Video | Business Headlines | Internet | Science | Scientific Ethics | Technology | Search

 


Copyright Bill: Website Owners & ISPS Beware

FOR IMMEDIATE RELEASE
3 August 2006


Website Owners & ISPS Beware

(Auckland, New Zealand)---The Commerce Committee has reviewed and recommended passing the Copyright (New Technologies and Performers’ Rights) Amendment Bill requiring, among other things, Internet Service Providers (ISPs) ‘to delete or prevent access to’ information on a website that is known to be a copyright infringement. However, in an effort to assist with the management of copyright infringement online, have the Commerce Committee’s recommendations infringed upon the rights and obligations of website owners and ISPs?

Basically, under section 92, the bill states that if someone goes to an ISP and reports that one of the ISP’s customers has content on their website that infringes on copyright, the ISP must ‘as soon as possible’ delete the material or prevent access to it and give notice to the customer of such actions. It is then up to the ISP’s customer and the person that reported the copyright infringement to settle the copyright matter through legal means. What are the repercussions? For the website owner it means a loss of their website until such time as the copyright issue is resolved; for the ISP it means the added burden of policing customer websites and potentially losing customers as a result; and for the person that reports a copyright infringement and it’s found to be false, there is a fine not exceeding $50,000 for an individual and $100,000 for a body corporate.

ISP and Managed Hosting specialist ICONZ contributed to InternetNZ’s (The Internet Society of New Zealand) submissions on the proposed amendments. In line with InternetNZ, ICONZ prefered the option of a ‘notice-notice’ where website owners have the right to rectify copyright infringement versus the proposed ‘notice-takedown’ where ISPs are required to delete or prevent access to sites before the owner has the opportunity to change the content.

“The role of the ISP/Hosting organisation is not to police the Internet, but to provide the infrastructure for communications via the Internet,” says ICONZ COO Sean Weekes. “The proposed amendments take away the burden of proof required prior to most legal actions and gives freedom to those looking to restrict that of others under the guise of copyright.”
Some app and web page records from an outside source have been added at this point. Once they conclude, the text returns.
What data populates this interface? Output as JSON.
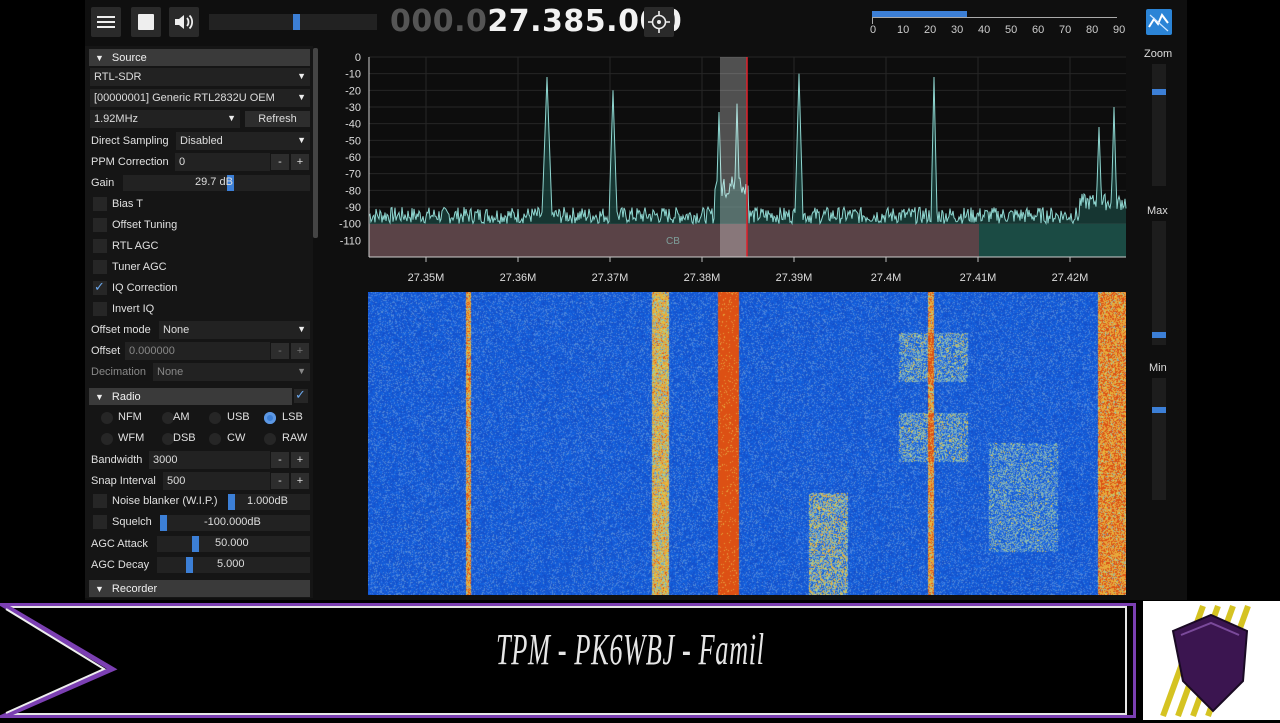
{
  "toolbar": {
    "menu_icon": "hamburger-icon",
    "play_icon": "stop-icon",
    "volume_icon": "speaker-icon",
    "volume_level": 0.52,
    "freq_dim": "000.0",
    "freq_bright": "27.385.000",
    "center_icon": "crosshair-icon",
    "snr_level": 35,
    "snr_ticks": [
      "0",
      "10",
      "20",
      "30",
      "40",
      "50",
      "60",
      "70",
      "80",
      "90"
    ],
    "logo_icon": "sdrpp-logo-icon"
  },
  "source": {
    "header": "Source",
    "device_type": "RTL-SDR",
    "device": "[00000001] Generic RTL2832U OEM",
    "sample_rate": "1.92MHz",
    "refresh": "Refresh",
    "direct_sampling_label": "Direct Sampling",
    "direct_sampling": "Disabled",
    "ppm_label": "PPM Correction",
    "ppm": "0",
    "gain_label": "Gain",
    "gain": "29.7 dB",
    "gain_level": 0.58,
    "bias_t": "Bias T",
    "offset_tuning": "Offset Tuning",
    "rtl_agc": "RTL AGC",
    "tuner_agc": "Tuner AGC",
    "iq_correction": "IQ Correction",
    "invert_iq": "Invert IQ",
    "offset_mode_label": "Offset mode",
    "offset_mode": "None",
    "offset_label": "Offset",
    "offset": "0.000000",
    "decimation_label": "Decimation",
    "decimation": "None",
    "minus": "-",
    "plus": "+"
  },
  "radio": {
    "header": "Radio",
    "modes": [
      "NFM",
      "AM",
      "USB",
      "LSB",
      "WFM",
      "DSB",
      "CW",
      "RAW"
    ],
    "selected_mode": "LSB",
    "bandwidth_label": "Bandwidth",
    "bandwidth": "3000",
    "snap_label": "Snap Interval",
    "snap": "500",
    "noise_blanker": "Noise blanker (W.I.P.)",
    "noise_blanker_value": "1.000dB",
    "squelch": "Squelch",
    "squelch_value": "-100.000dB",
    "agc_attack_label": "AGC Attack",
    "agc_attack": "50.000",
    "agc_decay_label": "AGC Decay",
    "agc_decay": "5.000"
  },
  "recorder": {
    "header": "Recorder"
  },
  "spectrum": {
    "y_ticks": [
      "0",
      "-10",
      "-20",
      "-30",
      "-40",
      "-50",
      "-60",
      "-70",
      "-80",
      "-90",
      "-100",
      "-110"
    ],
    "x_ticks": [
      "27.35M",
      "27.36M",
      "27.37M",
      "27.38M",
      "27.39M",
      "27.4M",
      "27.41M",
      "27.42M"
    ],
    "band_label": "CB",
    "band_color": "#a3283a",
    "trace_color": "#8fd6d0"
  },
  "right": {
    "zoom": "Zoom",
    "max": "Max",
    "min": "Min"
  },
  "banner": {
    "text": "TPM - PK6WBJ - Famil",
    "accent": "#7b3fb2"
  }
}
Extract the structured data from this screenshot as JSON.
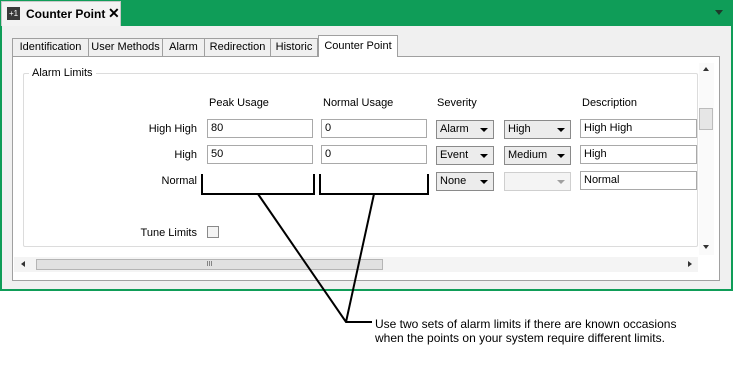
{
  "document_tab": {
    "icon_text": "+1",
    "title": "Counter Point",
    "close": "✕"
  },
  "tabs": [
    {
      "label": "Identification"
    },
    {
      "label": "User Methods"
    },
    {
      "label": "Alarm"
    },
    {
      "label": "Redirection"
    },
    {
      "label": "Historic"
    },
    {
      "label": "Counter Point"
    }
  ],
  "active_tab": "Counter Point",
  "alarm_limits": {
    "group_label": "Alarm Limits",
    "columns": {
      "peak": "Peak Usage",
      "normal": "Normal Usage",
      "severity": "Severity",
      "description": "Description"
    },
    "rows": [
      {
        "label": "High High",
        "peak": "80",
        "normal": "0",
        "severity": "Alarm",
        "level": "High",
        "description": "High High"
      },
      {
        "label": "High",
        "peak": "50",
        "normal": "0",
        "severity": "Event",
        "level": "Medium",
        "description": "High"
      },
      {
        "label": "Normal",
        "peak": "",
        "normal": "",
        "severity": "None",
        "level": "",
        "description": "Normal"
      }
    ],
    "tune_limits_label": "Tune Limits",
    "tune_limits_checked": false
  },
  "scrollbar": {
    "thumb_text": "III"
  },
  "callout": "Use two sets of alarm limits if there are known occasions when the points on your system require different limits.",
  "colors": {
    "accent": "#0f9d58"
  }
}
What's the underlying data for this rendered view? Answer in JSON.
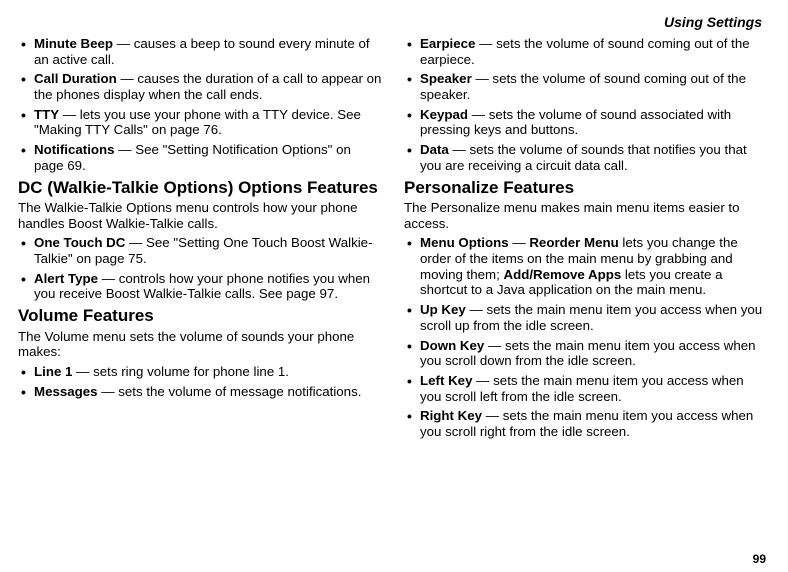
{
  "header": "Using Settings",
  "pageNumber": "99",
  "left": {
    "list1": [
      {
        "term": "Minute Beep",
        "desc": " — causes a beep to sound every minute of an active call."
      },
      {
        "term": "Call Duration",
        "desc": " — causes the duration of a call to appear on the phones display when the call ends."
      },
      {
        "term": "TTY",
        "desc": " — lets you use your phone with a TTY device. See \"Making TTY Calls\" on page 76."
      },
      {
        "term": "Notifications",
        "desc": " — See \"Setting Notification Options\" on page 69."
      }
    ],
    "h2a": "DC (Walkie-Talkie Options) Options Features",
    "introA": "The Walkie-Talkie Options menu controls how your phone handles Boost Walkie-Talkie calls.",
    "list2": [
      {
        "term": " One Touch DC",
        "desc": " — See \"Setting One Touch Boost Walkie-Talkie\" on page 75."
      },
      {
        "term": "Alert Type",
        "desc": " — controls how your phone notifies you when you receive Boost Walkie-Talkie calls. See page 97."
      }
    ],
    "h2b": "Volume Features",
    "introB": "The Volume menu sets the volume of sounds your phone makes:",
    "list3": [
      {
        "term": "Line 1",
        "desc": " — sets ring volume for phone line 1."
      },
      {
        "term": "Messages",
        "desc": " — sets the volume of message notifications."
      }
    ]
  },
  "right": {
    "list4": [
      {
        "term": "Earpiece",
        "desc": " — sets the volume of sound coming out of the earpiece."
      },
      {
        "term": "Speaker",
        "desc": " — sets the volume of sound coming out of the speaker."
      },
      {
        "term": "Keypad",
        "desc": " — sets the volume of sound associated with pressing keys and buttons."
      },
      {
        "term": "Data",
        "desc": " — sets the volume of sounds that notifies you that you are receiving a circuit data call."
      }
    ],
    "h2c": "Personalize Features",
    "introC": "The Personalize menu makes main menu items easier to access.",
    "list5": [
      {
        "term": "Menu Options",
        "pre": " — ",
        "inline1": "Reorder Menu",
        "mid": " lets you change the order of the items on the main menu by grabbing and moving them; ",
        "inline2": "Add/Remove Apps",
        "tail": " lets you create a shortcut to a Java application on the main menu."
      },
      {
        "term": "Up Key",
        "desc": " — sets the main menu item you access when you scroll up from the idle screen."
      },
      {
        "term": "Down Key",
        "desc": " — sets the main menu item you access when you scroll down from the idle screen."
      },
      {
        "term": "Left Key",
        "desc": " — sets the main menu item you access when you scroll left from the idle screen."
      },
      {
        "term": "Right Key",
        "desc": " — sets the main menu item you access when you scroll right from the idle screen."
      }
    ]
  }
}
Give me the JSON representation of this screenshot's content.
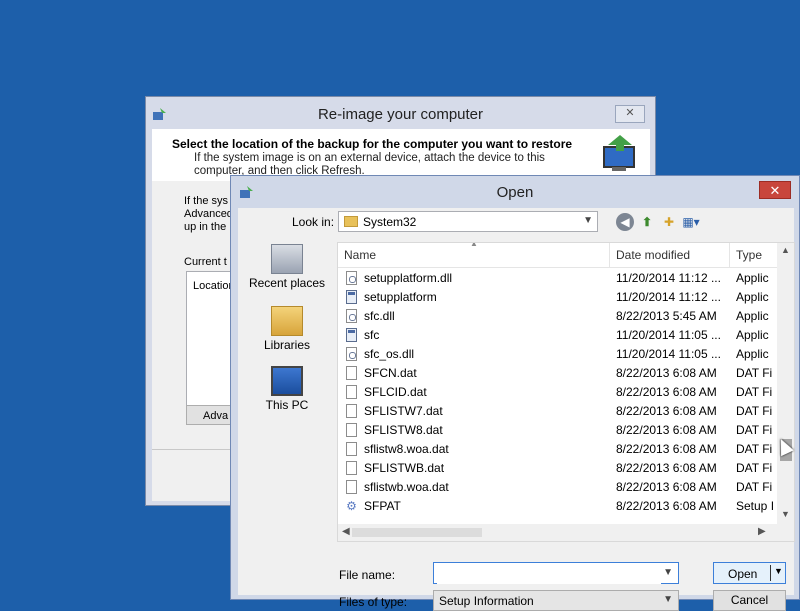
{
  "reimage": {
    "title": "Re-image your computer",
    "heading": "Select the location of the backup for the computer you want to restore",
    "subtext": "If the system image is on an external device, attach the device to this computer, and then click Refresh.",
    "body_text": "If the sys Advanced up in the",
    "current_label": "Current t",
    "list_col": "Location",
    "advanced_btn": "Adva",
    "close": "✕"
  },
  "open": {
    "title": "Open",
    "close": "✕",
    "lookin_label": "Look in:",
    "lookin_value": "System32",
    "places": [
      {
        "label": "Recent places",
        "icon": "recent-places-icon"
      },
      {
        "label": "Libraries",
        "icon": "libraries-icon"
      },
      {
        "label": "This PC",
        "icon": "this-pc-icon"
      }
    ],
    "columns": {
      "name": "Name",
      "date": "Date modified",
      "type": "Type"
    },
    "files": [
      {
        "name": "setupplatform.dll",
        "date": "11/20/2014 11:12 ...",
        "type": "Applic",
        "kind": "dll"
      },
      {
        "name": "setupplatform",
        "date": "11/20/2014 11:12 ...",
        "type": "Applic",
        "kind": "exe"
      },
      {
        "name": "sfc.dll",
        "date": "8/22/2013 5:45 AM",
        "type": "Applic",
        "kind": "dll"
      },
      {
        "name": "sfc",
        "date": "11/20/2014 11:05 ...",
        "type": "Applic",
        "kind": "exe"
      },
      {
        "name": "sfc_os.dll",
        "date": "11/20/2014 11:05 ...",
        "type": "Applic",
        "kind": "dll"
      },
      {
        "name": "SFCN.dat",
        "date": "8/22/2013 6:08 AM",
        "type": "DAT Fi",
        "kind": "dat"
      },
      {
        "name": "SFLCID.dat",
        "date": "8/22/2013 6:08 AM",
        "type": "DAT Fi",
        "kind": "dat"
      },
      {
        "name": "SFLISTW7.dat",
        "date": "8/22/2013 6:08 AM",
        "type": "DAT Fi",
        "kind": "dat"
      },
      {
        "name": "SFLISTW8.dat",
        "date": "8/22/2013 6:08 AM",
        "type": "DAT Fi",
        "kind": "dat"
      },
      {
        "name": "sflistw8.woa.dat",
        "date": "8/22/2013 6:08 AM",
        "type": "DAT Fi",
        "kind": "dat"
      },
      {
        "name": "SFLISTWB.dat",
        "date": "8/22/2013 6:08 AM",
        "type": "DAT Fi",
        "kind": "dat"
      },
      {
        "name": "sflistwb.woa.dat",
        "date": "8/22/2013 6:08 AM",
        "type": "DAT Fi",
        "kind": "dat"
      },
      {
        "name": "SFPAT",
        "date": "8/22/2013 6:08 AM",
        "type": "Setup I",
        "kind": "set"
      }
    ],
    "filename_label": "File name:",
    "filename_value": "",
    "filetype_label": "Files of type:",
    "filetype_value": "Setup Information",
    "open_btn": "Open",
    "cancel_btn": "Cancel"
  }
}
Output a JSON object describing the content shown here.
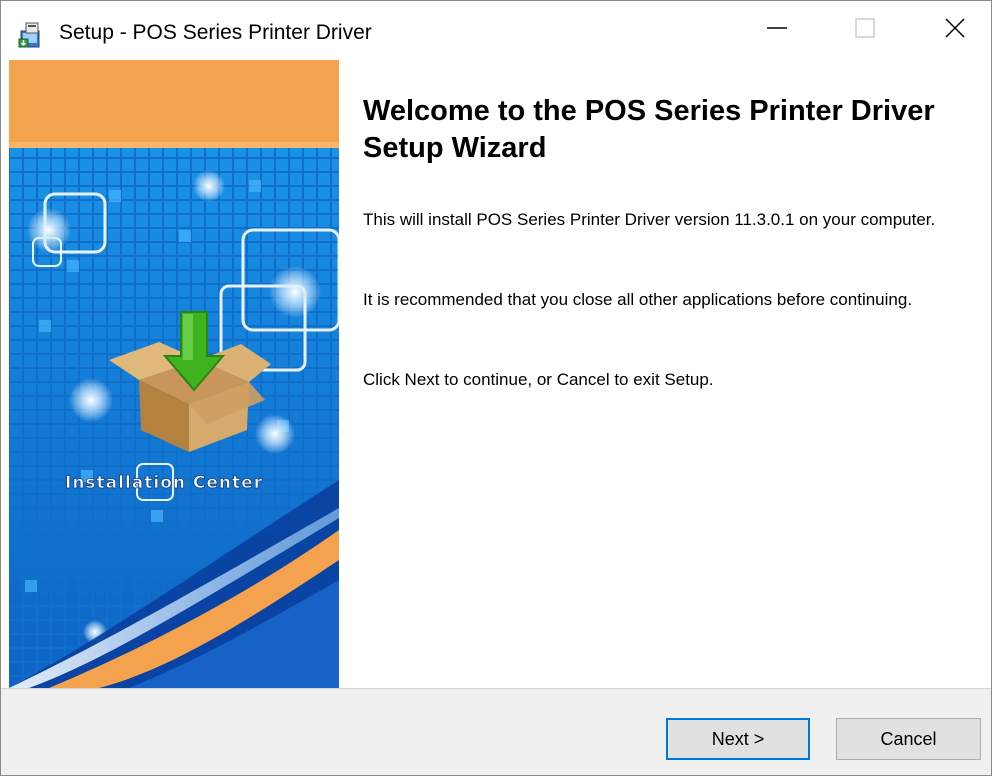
{
  "window": {
    "title": "Setup - POS Series Printer Driver",
    "controls": {
      "minimize": "minimize-icon",
      "maximize": "maximize-icon",
      "close": "close-icon"
    }
  },
  "banner": {
    "caption": "Installation Center",
    "colors": {
      "orange": "#f4a24e",
      "blue": "#1d8ee0",
      "deep_blue": "#0d4fa8"
    }
  },
  "content": {
    "heading": "Welcome to the POS Series Printer Driver Setup Wizard",
    "paragraphs": [
      "This will install POS Series Printer Driver version 11.3.0.1 on your computer.",
      "It is recommended that you close all other applications before continuing.",
      "Click Next to continue, or Cancel to exit Setup."
    ]
  },
  "footer": {
    "next_label": "Next >",
    "cancel_label": "Cancel",
    "accent": "#0078d7"
  }
}
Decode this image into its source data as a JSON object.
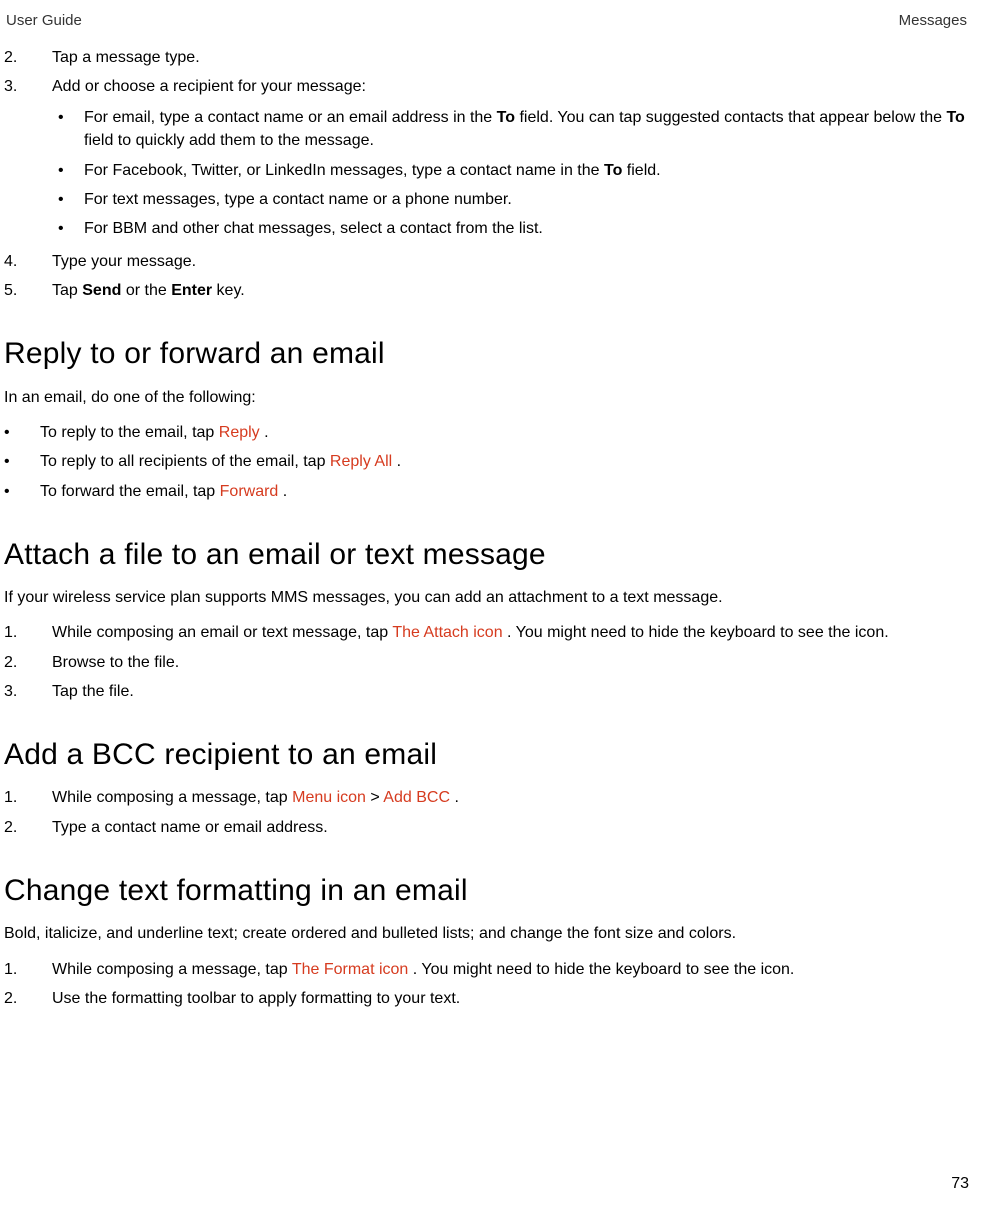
{
  "header": {
    "left": "User Guide",
    "right": "Messages"
  },
  "page_number": "73",
  "intro_steps": {
    "s2": "Tap a message type.",
    "s3": "Add or choose a recipient for your message:",
    "sub": {
      "b1a": "For email, type a contact name or an email address in the ",
      "b1_to": "To",
      "b1b": " field. You can tap suggested contacts that appear below the ",
      "b1_to2": "To",
      "b1c": " field to quickly add them to the message.",
      "b2a": "For Facebook, Twitter, or LinkedIn messages, type a contact name in the ",
      "b2_to": "To",
      "b2b": " field.",
      "b3": "For text messages, type a contact name or a phone number.",
      "b4": "For BBM and other chat messages, select a contact from the list."
    },
    "s4": "Type your message.",
    "s5a": "Tap ",
    "s5_send": "Send",
    "s5b": " or the ",
    "s5_enter": "Enter",
    "s5c": " key."
  },
  "reply": {
    "heading": "Reply to or forward an email",
    "lead": "In an email, do one of the following:",
    "b1a": "To reply to the email, tap ",
    "b1_icon": " Reply ",
    "b1b": ".",
    "b2a": "To reply to all recipients of the email, tap ",
    "b2_icon": " Reply All ",
    "b2b": ".",
    "b3a": "To forward the email, tap ",
    "b3_icon": " Forward ",
    "b3b": "."
  },
  "attach": {
    "heading": "Attach a file to an email or text message",
    "lead": "If your wireless service plan supports MMS messages, you can add an attachment to a text message.",
    "s1a": "While composing an email or text message, tap ",
    "s1_icon": " The Attach icon ",
    "s1b": ". You might need to hide the keyboard to see the icon.",
    "s2": "Browse to the file.",
    "s3": "Tap the file."
  },
  "bcc": {
    "heading": "Add a BCC recipient to an email",
    "s1a": "While composing a message, tap ",
    "s1_icon1": " Menu icon ",
    "s1_sep": " > ",
    "s1_icon2": " Add BCC ",
    "s1b": ".",
    "s2": "Type a contact name or email address."
  },
  "format": {
    "heading": "Change text formatting in an email",
    "lead": "Bold, italicize, and underline text; create ordered and bulleted lists; and change the font size and colors.",
    "s1a": "While composing a message, tap ",
    "s1_icon": " The Format icon ",
    "s1b": ". You might need to hide the keyboard to see the icon.",
    "s2": "Use the formatting toolbar to apply formatting to your text."
  }
}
How can you ensure that your website doesn’t infringe on someone else’s copyright material? According to Copyright Council of New Zealand, copyright law protects the expression of ideas or information, but not the ideas or information itself. So you can certainly put up information on your website about cats (general topic that can’t be copyrighted), but you can’t post information on your site about cats in the same context and manner as someone else has. You can gain permission of the person to use their words and it is legal to use someone’s work without permission for criticism, review, news reporting, research, private study, educational and public administration purposes.

ICONZ is one of New Zealand’s first internet service providers, offering internet connectivity and solutions for business and residential customers throughout New Zealand. ICONZ provides customers with reliable, cost-effective networking solutions while delivering the highest levels of service and support. The ICONZ Group brings together a collection of brands and services including: Freeparking, WebFarm, and 2day.com. For more information on ICONZ, please visit www.iconz.net.


ENDS

© Scoop Media

 
 
 
 
 
Business Headlines | Sci-Tech Headlines

 

Consents And Taxes: Trustpower 'very Disappointed' With Judgement

Trustpower is "very disappointed" with a Supreme Court ruling dismissing its bid to claim tax deductions on $17.7 million of project costs in a case closely watched by large-scale infrastructure developers. More>>

ALSO:

Fruitful Endeavours: Kiwifruit Exports Reach Record Levels

In June 2016, kiwifruit exports rose $105 million (47 percent) from June 2015 to reach $331 million, Statistics New Zealand said today. Overall, goods exports rose $109 million (2.6 percent) in June 2016 (to $4.3 billion). More>>

ALSO:

Economic Update: RBNZ Says Rate Cut Seems Likely

The Reserve Bank will likely cut interest rates further as a persistently strong kiwi dollar makes it difficult for the bank to meet its inflation target, it said. The local currency fell. More>>

ALSO:

House Price Action Plan: RBNZ Signals National Lending Restrictions

The central bank wants to cap bank lending to property investors with a deposit of less than 40 percent at 5 percent and restore the 10 percent limit for owner-occupiers wanting to take out a mortgage with a deposit of less than 20 percent, according to a consultation paper released today. More>>

ALSO:

Get More From Scoop

 
 
 
 
 
 
 
 
 
Sci-Tech
Search Scoop  
 
 
Powered by Vodafone
NZ independent news